WHAT IS REQUIRED.
Repeat back the entries that follow, keeping every word as it is.

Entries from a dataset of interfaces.
---*---

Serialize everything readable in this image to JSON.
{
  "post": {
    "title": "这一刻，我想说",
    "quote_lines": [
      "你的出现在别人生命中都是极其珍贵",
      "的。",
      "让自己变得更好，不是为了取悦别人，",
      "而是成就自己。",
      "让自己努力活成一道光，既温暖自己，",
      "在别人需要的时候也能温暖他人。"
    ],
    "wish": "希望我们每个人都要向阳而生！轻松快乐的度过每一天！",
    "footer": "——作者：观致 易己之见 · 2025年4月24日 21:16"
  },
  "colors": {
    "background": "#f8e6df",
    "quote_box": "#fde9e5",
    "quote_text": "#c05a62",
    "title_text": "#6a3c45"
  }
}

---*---

OUTPUT.
Serialize everything readable in this image to JSON.
{
  "post": {
    "title": "这一刻，我想说",
    "quote_lines": [
      "你的出现在别人生命中都是极其珍贵",
      "的。",
      "让自己变得更好，不是为了取悦别人，",
      "而是成就自己。",
      "让自己努力活成一道光，既温暖自己，",
      "在别人需要的时候也能温暖他人。"
    ],
    "wish": "希望我们每个人都要向阳而生！轻松快乐的度过每一天！",
    "footer": "——作者：观致 易己之见 · 2025年4月24日 21:16"
  },
  "colors": {
    "background": "#f8e6df",
    "quote_box": "#fde9e5",
    "quote_text": "#c05a62",
    "title_text": "#6a3c45"
  }
}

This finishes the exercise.